References. Referencing is to give a citation in the body of the paper, say author and date, and at the end of the paper provide a list of the full references. It is important because research reaches conclusions by referencing previous research in order to advance the author’s argument. Reviewers may judge the quality of a paper from the quality of its references including things like:
- Do citations give page numbers?
- Are author names spelled correctly?
- Are major works in the field referenced?
- Are the references up to date?
- Are there journal references, not just books, web sites or magazines?
It is not acceptable to cite a 600-page book that discusses many things as support for a specific statement without giving a page number. One need not be too “trendy”, as research is not a fashion show, but recent references show the paper is up to date. References should reflect the quality, breadth and recency of the research.

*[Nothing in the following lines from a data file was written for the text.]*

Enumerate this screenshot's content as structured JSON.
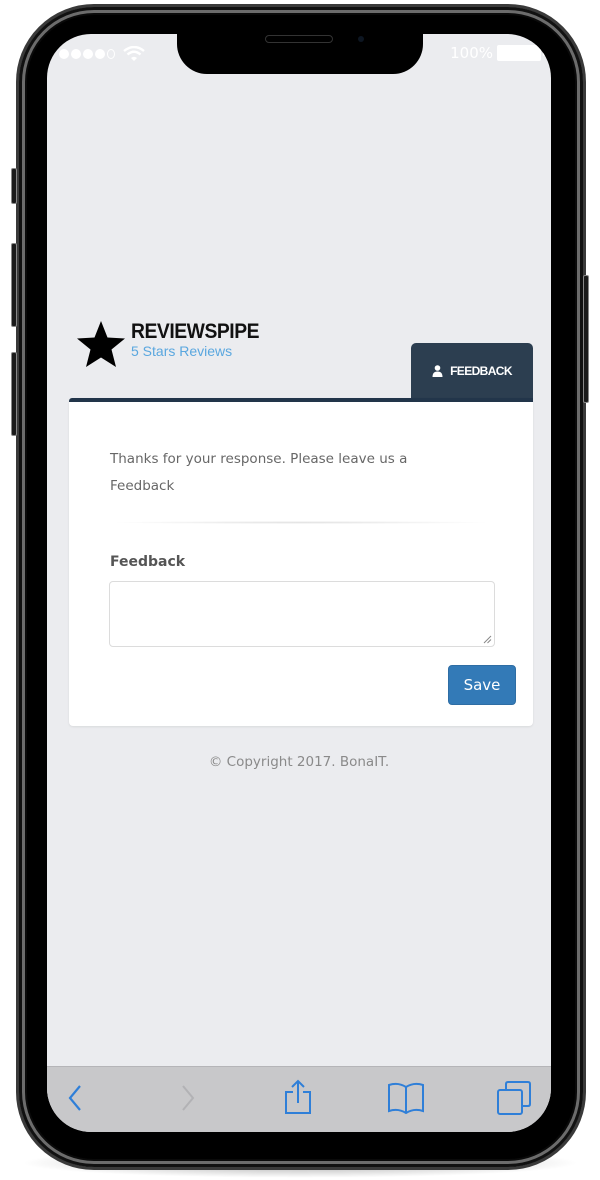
{
  "status_bar": {
    "signal_bars": 4,
    "signal_total": 5,
    "wifi_icon": "wifi-icon",
    "battery_text": "100%",
    "battery_level": 1.0
  },
  "brand": {
    "logo_icon": "star-icon",
    "name": "REVIEWSPIPE",
    "tagline": "5 Stars Reviews"
  },
  "tab": {
    "icon": "user-icon",
    "label": "FEEDBACK"
  },
  "form": {
    "intro_text": "Thanks for your response. Please leave us a Feedback",
    "field_label": "Feedback",
    "field_value": "",
    "field_placeholder": "",
    "save_label": "Save"
  },
  "footer": {
    "copyright": "© Copyright 2017. BonaIT."
  },
  "browser_toolbar": {
    "items": [
      {
        "name": "back-icon",
        "enabled": true
      },
      {
        "name": "forward-icon",
        "enabled": false
      },
      {
        "name": "share-icon",
        "enabled": true
      },
      {
        "name": "bookmarks-icon",
        "enabled": true
      },
      {
        "name": "tabs-icon",
        "enabled": true
      }
    ]
  },
  "colors": {
    "accent": "#337ab7",
    "tab_bg": "#2c3e50",
    "tagline": "#5aa7df",
    "ios_blue": "#2f7fd8",
    "page_bg": "#ebecef"
  }
}
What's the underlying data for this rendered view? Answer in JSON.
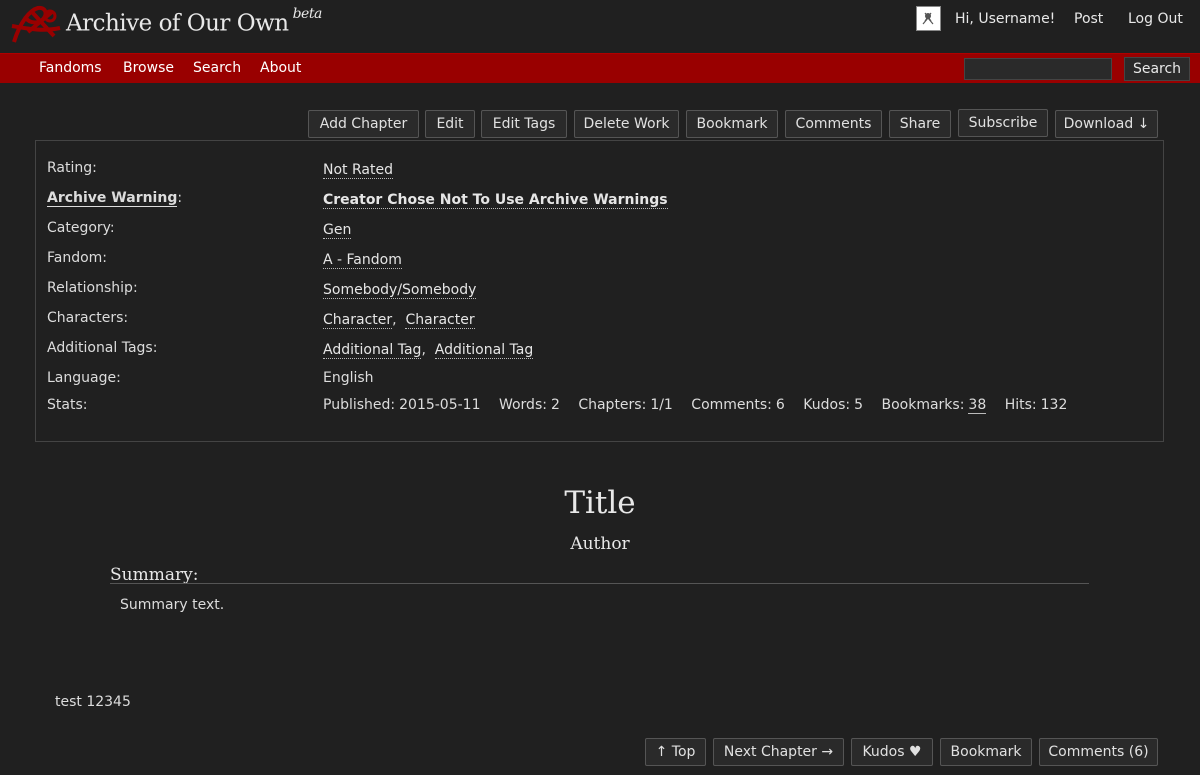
{
  "header": {
    "site_title": "Archive of Our Own",
    "beta": "beta",
    "greeting": "Hi, Username!",
    "post": "Post",
    "logout": "Log Out"
  },
  "nav": {
    "fandoms": "Fandoms",
    "browse": "Browse",
    "search": "Search",
    "about": "About",
    "search_button": "Search",
    "search_value": ""
  },
  "actions": {
    "add_chapter": "Add Chapter",
    "edit": "Edit",
    "edit_tags": "Edit Tags",
    "delete_work": "Delete Work",
    "bookmark": "Bookmark",
    "comments": "Comments",
    "share": "Share",
    "subscribe": "Subscribe",
    "download": "Download ↓"
  },
  "meta": {
    "rating_label": "Rating:",
    "rating": "Not Rated",
    "warning_label": "Archive Warning",
    "warning_colon": ":",
    "warning": "Creator Chose Not To Use Archive Warnings",
    "category_label": "Category:",
    "category": "Gen",
    "fandom_label": "Fandom:",
    "fandom": "A - Fandom",
    "relationship_label": "Relationship:",
    "relationship": "Somebody/Somebody",
    "characters_label": "Characters:",
    "characters": [
      "Character",
      "Character"
    ],
    "additional_tags_label": "Additional Tags:",
    "additional_tags": [
      "Additional Tag",
      "Additional Tag"
    ],
    "language_label": "Language:",
    "language": "English",
    "stats_label": "Stats:",
    "stats": {
      "published_label": "Published:",
      "published": "2015-05-11",
      "words_label": "Words:",
      "words": "2",
      "chapters_label": "Chapters:",
      "chapters": "1/1",
      "comments_label": "Comments:",
      "comments": "6",
      "kudos_label": "Kudos:",
      "kudos": "5",
      "bookmarks_label": "Bookmarks:",
      "bookmarks": "38",
      "hits_label": "Hits:",
      "hits": "132"
    }
  },
  "work": {
    "title": "Title",
    "author": "Author",
    "summary_heading": "Summary:",
    "summary": "Summary text.",
    "chapter_text": "test 12345"
  },
  "footer_actions": {
    "top": "↑ Top",
    "next_chapter": "Next Chapter →",
    "kudos": "Kudos ♥",
    "bookmark": "Bookmark",
    "comments": "Comments (6)"
  },
  "colors": {
    "nav_red": "#990000",
    "background": "#202020"
  }
}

Use a reference database. Different research formats are very particular about how each reference should be structured, so it can take a long time to manually write up a reference list. If you submit to another journal with a different reference standard, the same references have to rewritten in a different format. It pays to use software that can automatically transform any reference in its database into any reference format, e.g. Zotero is free, open source, reference management software that lets you paste in-text citations and then automatically generates a reference list from them, based on word processors such as Microsoft Word, LibreOffice and OpenOffice.